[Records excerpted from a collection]
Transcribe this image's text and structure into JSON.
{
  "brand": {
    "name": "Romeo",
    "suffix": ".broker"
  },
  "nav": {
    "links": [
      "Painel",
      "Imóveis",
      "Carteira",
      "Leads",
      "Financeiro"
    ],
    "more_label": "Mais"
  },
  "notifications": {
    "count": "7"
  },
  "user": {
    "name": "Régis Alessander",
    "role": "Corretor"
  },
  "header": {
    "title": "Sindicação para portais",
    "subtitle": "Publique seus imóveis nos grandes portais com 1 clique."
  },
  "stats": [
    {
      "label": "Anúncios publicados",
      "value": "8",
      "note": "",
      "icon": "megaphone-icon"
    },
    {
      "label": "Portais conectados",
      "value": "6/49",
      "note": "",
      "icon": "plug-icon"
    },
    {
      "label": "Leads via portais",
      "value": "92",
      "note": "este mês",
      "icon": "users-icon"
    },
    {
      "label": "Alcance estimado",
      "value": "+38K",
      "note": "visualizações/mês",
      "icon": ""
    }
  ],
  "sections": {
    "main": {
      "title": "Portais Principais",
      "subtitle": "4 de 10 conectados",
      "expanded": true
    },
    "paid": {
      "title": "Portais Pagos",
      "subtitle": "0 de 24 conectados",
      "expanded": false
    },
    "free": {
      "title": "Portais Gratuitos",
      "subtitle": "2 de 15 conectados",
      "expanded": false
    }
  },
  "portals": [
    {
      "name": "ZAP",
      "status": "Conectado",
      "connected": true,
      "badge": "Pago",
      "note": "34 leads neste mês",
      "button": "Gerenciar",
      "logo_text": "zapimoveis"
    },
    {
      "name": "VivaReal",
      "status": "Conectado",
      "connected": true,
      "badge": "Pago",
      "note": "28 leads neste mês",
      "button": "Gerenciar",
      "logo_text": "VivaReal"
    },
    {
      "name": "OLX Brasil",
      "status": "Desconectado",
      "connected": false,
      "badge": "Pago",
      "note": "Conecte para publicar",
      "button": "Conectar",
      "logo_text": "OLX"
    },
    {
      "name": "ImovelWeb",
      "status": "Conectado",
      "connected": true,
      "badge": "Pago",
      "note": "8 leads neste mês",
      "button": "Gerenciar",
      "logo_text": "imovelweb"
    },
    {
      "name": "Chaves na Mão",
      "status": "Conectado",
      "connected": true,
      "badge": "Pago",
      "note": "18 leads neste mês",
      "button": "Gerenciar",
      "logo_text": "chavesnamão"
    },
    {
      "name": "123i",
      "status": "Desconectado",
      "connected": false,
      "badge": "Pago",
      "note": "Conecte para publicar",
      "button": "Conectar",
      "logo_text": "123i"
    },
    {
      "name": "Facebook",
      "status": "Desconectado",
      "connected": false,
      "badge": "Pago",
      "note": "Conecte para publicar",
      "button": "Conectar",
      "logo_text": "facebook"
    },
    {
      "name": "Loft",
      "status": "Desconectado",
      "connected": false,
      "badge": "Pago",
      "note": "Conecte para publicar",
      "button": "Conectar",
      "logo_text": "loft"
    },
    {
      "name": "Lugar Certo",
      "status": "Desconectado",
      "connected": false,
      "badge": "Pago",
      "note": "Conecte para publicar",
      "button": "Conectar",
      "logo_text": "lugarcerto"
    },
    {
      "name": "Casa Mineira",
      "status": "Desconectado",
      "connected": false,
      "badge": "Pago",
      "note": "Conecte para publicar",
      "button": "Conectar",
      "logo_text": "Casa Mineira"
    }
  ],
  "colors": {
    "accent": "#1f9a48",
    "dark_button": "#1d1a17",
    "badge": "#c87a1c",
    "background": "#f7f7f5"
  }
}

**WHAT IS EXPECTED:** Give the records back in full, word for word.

**YOUR RESPONSE:**
Transcribe this image's text and structure into JSON.
{
  "brand": {
    "name": "Romeo",
    "suffix": ".broker"
  },
  "nav": {
    "links": [
      "Painel",
      "Imóveis",
      "Carteira",
      "Leads",
      "Financeiro"
    ],
    "more_label": "Mais"
  },
  "notifications": {
    "count": "7"
  },
  "user": {
    "name": "Régis Alessander",
    "role": "Corretor"
  },
  "header": {
    "title": "Sindicação para portais",
    "subtitle": "Publique seus imóveis nos grandes portais com 1 clique."
  },
  "stats": [
    {
      "label": "Anúncios publicados",
      "value": "8",
      "note": "",
      "icon": "megaphone-icon"
    },
    {
      "label": "Portais conectados",
      "value": "6/49",
      "note": "",
      "icon": "plug-icon"
    },
    {
      "label": "Leads via portais",
      "value": "92",
      "note": "este mês",
      "icon": "users-icon"
    },
    {
      "label": "Alcance estimado",
      "value": "+38K",
      "note": "visualizações/mês",
      "icon": ""
    }
  ],
  "sections": {
    "main": {
      "title": "Portais Principais",
      "subtitle": "4 de 10 conectados",
      "expanded": true
    },
    "paid": {
      "title": "Portais Pagos",
      "subtitle": "0 de 24 conectados",
      "expanded": false
    },
    "free": {
      "title": "Portais Gratuitos",
      "subtitle": "2 de 15 conectados",
      "expanded": false
    }
  },
  "portals": [
    {
      "name": "ZAP",
      "status": "Conectado",
      "connected": true,
      "badge": "Pago",
      "note": "34 leads neste mês",
      "button": "Gerenciar",
      "logo_text": "zapimoveis"
    },
    {
      "name": "VivaReal",
      "status": "Conectado",
      "connected": true,
      "badge": "Pago",
      "note": "28 leads neste mês",
      "button": "Gerenciar",
      "logo_text": "VivaReal"
    },
    {
      "name": "OLX Brasil",
      "status": "Desconectado",
      "connected": false,
      "badge": "Pago",
      "note": "Conecte para publicar",
      "button": "Conectar",
      "logo_text": "OLX"
    },
    {
      "name": "ImovelWeb",
      "status": "Conectado",
      "connected": true,
      "badge": "Pago",
      "note": "8 leads neste mês",
      "button": "Gerenciar",
      "logo_text": "imovelweb"
    },
    {
      "name": "Chaves na Mão",
      "status": "Conectado",
      "connected": true,
      "badge": "Pago",
      "note": "18 leads neste mês",
      "button": "Gerenciar",
      "logo_text": "chavesnamão"
    },
    {
      "name": "123i",
      "status": "Desconectado",
      "connected": false,
      "badge": "Pago",
      "note": "Conecte para publicar",
      "button": "Conectar",
      "logo_text": "123i"
    },
    {
      "name": "Facebook",
      "status": "Desconectado",
      "connected": false,
      "badge": "Pago",
      "note": "Conecte para publicar",
      "button": "Conectar",
      "logo_text": "facebook"
    },
    {
      "name": "Loft",
      "status": "Desconectado",
      "connected": false,
      "badge": "Pago",
      "note": "Conecte para publicar",
      "button": "Conectar",
      "logo_text": "loft"
    },
    {
      "name": "Lugar Certo",
      "status": "Desconectado",
      "connected": false,
      "badge": "Pago",
      "note": "Conecte para publicar",
      "button": "Conectar",
      "logo_text": "lugarcerto"
    },
    {
      "name": "Casa Mineira",
      "status": "Desconectado",
      "connected": false,
      "badge": "Pago",
      "note": "Conecte para publicar",
      "button": "Conectar",
      "logo_text": "Casa Mineira"
    }
  ],
  "colors": {
    "accent": "#1f9a48",
    "dark_button": "#1d1a17",
    "badge": "#c87a1c",
    "background": "#f7f7f5"
  }
}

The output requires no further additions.